The idea that people in olden days didn’t make it into old age says a lot about statistics and less about actual life expectancy facts.
The average, in maths, is what you get when you add up the figures for all instances, and divide them by the number of instances. So, 2 + 2 + 7 + 7 = 18 and the average is 18 divided by 4, ie 4.5.
If the instances are 2 + 2 + 60 + 60, then it’s 124 divided by 4 and the average is 31, which bears little similarity to the instances of 2 or 60.
And that’s where average life expectancy falls apart.
Put simply, a high number of baby and infant deaths is doing to drag down the average age.
Famed for vigour and health
In fact, before the safety net of old-age pensions, people could still be working in their 70s, if fit enough.

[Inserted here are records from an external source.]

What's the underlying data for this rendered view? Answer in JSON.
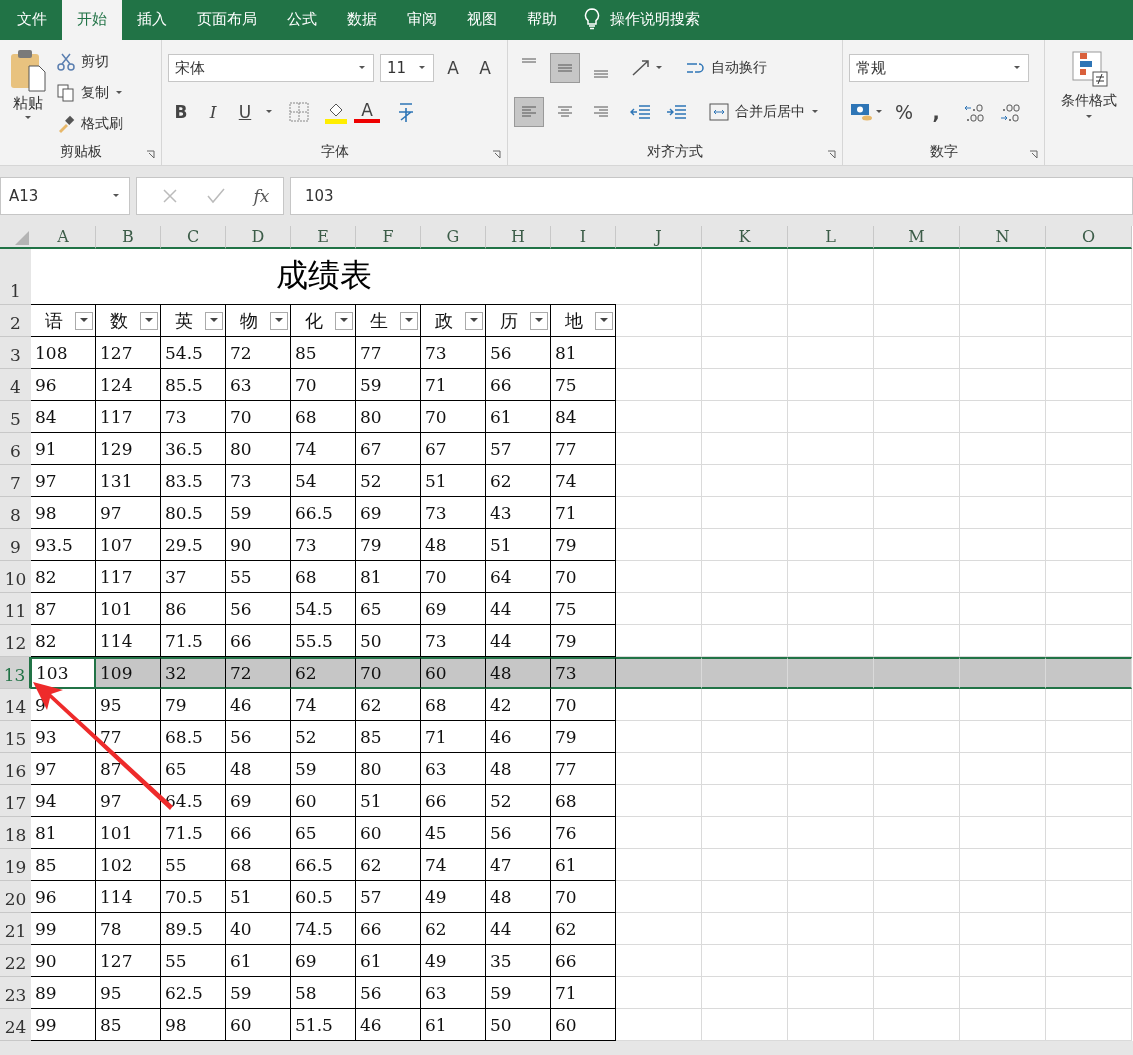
{
  "tabs": [
    {
      "label": "文件",
      "selected": false
    },
    {
      "label": "开始",
      "selected": true
    },
    {
      "label": "插入",
      "selected": false
    },
    {
      "label": "页面布局",
      "selected": false
    },
    {
      "label": "公式",
      "selected": false
    },
    {
      "label": "数据",
      "selected": false
    },
    {
      "label": "审阅",
      "selected": false
    },
    {
      "label": "视图",
      "selected": false
    },
    {
      "label": "帮助",
      "selected": false
    }
  ],
  "tell_me": "操作说明搜索",
  "ribbon": {
    "clipboard": {
      "paste": "粘贴",
      "cut": "剪切",
      "copy": "复制",
      "format_painter": "格式刷",
      "label": "剪贴板"
    },
    "font": {
      "font_name": "宋体",
      "font_size": "11",
      "grow": "A",
      "shrink": "A",
      "bold": "B",
      "italic": "I",
      "underline": "U",
      "font_color": "A",
      "label": "字体"
    },
    "alignment": {
      "vertical": [
        {
          "selected": false
        },
        {
          "selected": true
        },
        {
          "selected": false
        }
      ],
      "horizontal": [
        {
          "selected": true
        },
        {
          "selected": false
        },
        {
          "selected": false
        }
      ],
      "wrap_text": "自动换行",
      "merge_center": "合并后居中",
      "label": "对齐方式"
    },
    "number": {
      "format": "常规",
      "percent": "%",
      "comma": ",",
      "label": "数字"
    },
    "styles": {
      "conditional_format": "条件格式"
    }
  },
  "name_box": "A13",
  "function_label": "fx",
  "formula": "103",
  "columns": [
    "A",
    "B",
    "C",
    "D",
    "E",
    "F",
    "G",
    "H",
    "I",
    "J",
    "K",
    "L",
    "M",
    "N",
    "O"
  ],
  "rows": [
    {
      "number": "1",
      "kind": "title",
      "selected": false,
      "cells": [
        "成绩表"
      ]
    },
    {
      "number": "2",
      "kind": "header",
      "selected": false,
      "cells": [
        "语",
        "数",
        "英",
        "物",
        "化",
        "生",
        "政",
        "历",
        "地"
      ]
    },
    {
      "number": "3",
      "kind": "data",
      "selected": false,
      "cells": [
        "108",
        "127",
        "54.5",
        "72",
        "85",
        "77",
        "73",
        "56",
        "81"
      ]
    },
    {
      "number": "4",
      "kind": "data",
      "selected": false,
      "cells": [
        "96",
        "124",
        "85.5",
        "63",
        "70",
        "59",
        "71",
        "66",
        "75"
      ]
    },
    {
      "number": "5",
      "kind": "data",
      "selected": false,
      "cells": [
        "84",
        "117",
        "73",
        "70",
        "68",
        "80",
        "70",
        "61",
        "84"
      ]
    },
    {
      "number": "6",
      "kind": "data",
      "selected": false,
      "cells": [
        "91",
        "129",
        "36.5",
        "80",
        "74",
        "67",
        "67",
        "57",
        "77"
      ]
    },
    {
      "number": "7",
      "kind": "data",
      "selected": false,
      "cells": [
        "97",
        "131",
        "83.5",
        "73",
        "54",
        "52",
        "51",
        "62",
        "74"
      ]
    },
    {
      "number": "8",
      "kind": "data",
      "selected": false,
      "cells": [
        "98",
        "97",
        "80.5",
        "59",
        "66.5",
        "69",
        "73",
        "43",
        "71"
      ]
    },
    {
      "number": "9",
      "kind": "data",
      "selected": false,
      "cells": [
        "93.5",
        "107",
        "29.5",
        "90",
        "73",
        "79",
        "48",
        "51",
        "79"
      ]
    },
    {
      "number": "10",
      "kind": "data",
      "selected": false,
      "cells": [
        "82",
        "117",
        "37",
        "55",
        "68",
        "81",
        "70",
        "64",
        "70"
      ]
    },
    {
      "number": "11",
      "kind": "data",
      "selected": false,
      "cells": [
        "87",
        "101",
        "86",
        "56",
        "54.5",
        "65",
        "69",
        "44",
        "75"
      ]
    },
    {
      "number": "12",
      "kind": "data",
      "selected": false,
      "cells": [
        "82",
        "114",
        "71.5",
        "66",
        "55.5",
        "50",
        "73",
        "44",
        "79"
      ]
    },
    {
      "number": "13",
      "kind": "data",
      "selected": true,
      "cells": [
        "103",
        "109",
        "32",
        "72",
        "62",
        "70",
        "60",
        "48",
        "73"
      ]
    },
    {
      "number": "14",
      "kind": "data",
      "selected": false,
      "cells": [
        "9",
        "95",
        "79",
        "46",
        "74",
        "62",
        "68",
        "42",
        "70"
      ]
    },
    {
      "number": "15",
      "kind": "data",
      "selected": false,
      "cells": [
        "93",
        "77",
        "68.5",
        "56",
        "52",
        "85",
        "71",
        "46",
        "79"
      ]
    },
    {
      "number": "16",
      "kind": "data",
      "selected": false,
      "cells": [
        "97",
        "87",
        "65",
        "48",
        "59",
        "80",
        "63",
        "48",
        "77"
      ]
    },
    {
      "number": "17",
      "kind": "data",
      "selected": false,
      "cells": [
        "94",
        "97",
        "64.5",
        "69",
        "60",
        "51",
        "66",
        "52",
        "68"
      ]
    },
    {
      "number": "18",
      "kind": "data",
      "selected": false,
      "cells": [
        "81",
        "101",
        "71.5",
        "66",
        "65",
        "60",
        "45",
        "56",
        "76"
      ]
    },
    {
      "number": "19",
      "kind": "data",
      "selected": false,
      "cells": [
        "85",
        "102",
        "55",
        "68",
        "66.5",
        "62",
        "74",
        "47",
        "61"
      ]
    },
    {
      "number": "20",
      "kind": "data",
      "selected": false,
      "cells": [
        "96",
        "114",
        "70.5",
        "51",
        "60.5",
        "57",
        "49",
        "48",
        "70"
      ]
    },
    {
      "number": "21",
      "kind": "data",
      "selected": false,
      "cells": [
        "99",
        "78",
        "89.5",
        "40",
        "74.5",
        "66",
        "62",
        "44",
        "62"
      ]
    },
    {
      "number": "22",
      "kind": "data",
      "selected": false,
      "cells": [
        "90",
        "127",
        "55",
        "61",
        "69",
        "61",
        "49",
        "35",
        "66"
      ]
    },
    {
      "number": "23",
      "kind": "data",
      "selected": false,
      "cells": [
        "89",
        "95",
        "62.5",
        "59",
        "58",
        "56",
        "63",
        "59",
        "71"
      ]
    },
    {
      "number": "24",
      "kind": "data",
      "selected": false,
      "cells": [
        "99",
        "85",
        "98",
        "60",
        "51.5",
        "46",
        "61",
        "50",
        "60"
      ]
    }
  ]
}
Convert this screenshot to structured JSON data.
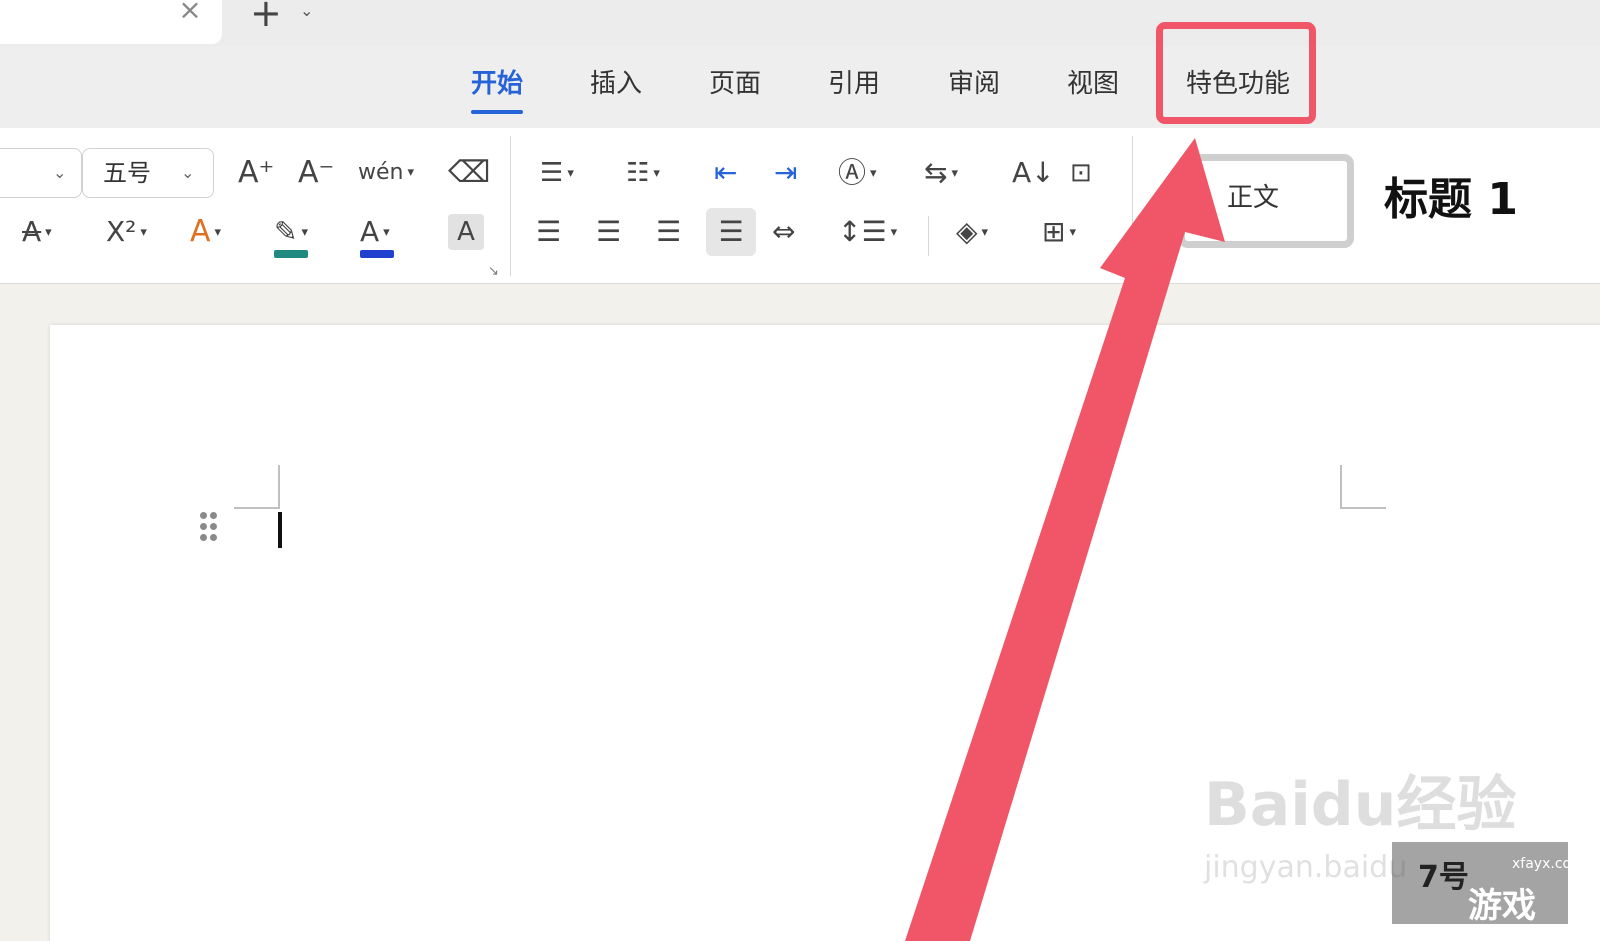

In October 1844, it was reported in the Carlisle Journal that octogenarian John Rothery, of Egremont Town Head, had taken his place in the harvest field of Mrs Banks of Langhorn. He’d worked for the family for many years. This season, he cut down 12 stooks a day for several days in succession. The journal adds that the county is famed for the vigour and health of many of its aged inhabitants.
And a look at death notices, gravestones, and parish registers shows the Biblical idea of ‘three score years and ten’ was a perfectly normal lifespan in the 18th and 19th centuries. If, that is, you survived the perils of infancy. And if you were a married woman, also survived multiple pregnancies and childbirths.
Death notices in the Carlisle Journal of September 20, 1845, include:
Robert Studholm, of Biglands, Aikton, aged 12; at Tamworth, Edward Henry Savage, 2, Frank Storr Savage, 1, and Elizabeth Savage, 5, all of scarlet fever – children of the Rev RC Savage, vicar of Nuneaton; infant daughter of the Countess of Rosse, Ireland, aged four days. One can only begin to imagine how unbearable it was to lose three children over the space of a fortnight.
But there are also Joseph Jackson, of Waverton, 77; John Carruthers, Lowthian Gill, 71; Richard Bowes, Cockermouth, 83; Widow Mary Melville, Keswick, 84; Joseph Hodgson, Great Braithwaite, 75; James Brougham, Kirby Stephen, 71; the mother of M Arago, Eastern Pyrenees, 91; Rev John Knipe, Lincoln, 80…
And there are two centenarians.
War veterans and a seventh son
Colonel Cromwell Massey, late of the Hon. East India Company’s service, died in Ramsgate, aged 103.
He’d survived a bloody battle in Mysore, in 1780, and almost four years in dreadful conditions in the dungeons at Seringapatam.
The second, who died in Ross-shire, Sotland, was Donald Ross, aged 115. Said to have retained possession of all his faculties, and to have enjoyed uninterrupted good health till within a few days of his death, his memories included the rebellion of 1745.
The parish register of Beaumont, Cumberland, records a family who clocked up a good few years between them.
Joseph Norman was recorded in the registers as the seventh son of John Norman, of Beaumont. Born about 1718, he died 1812, aged 94. One brother, John, died in 1783 aged 76. Another brother, Edward, died in 1807, aged 95.
And a further centenarian was recorded in 1801, in the person of Eleanor Liverick, of Brampton. Like Mary Noble on the Penrith gravestone, it’s probably superfluous to add she was a widow!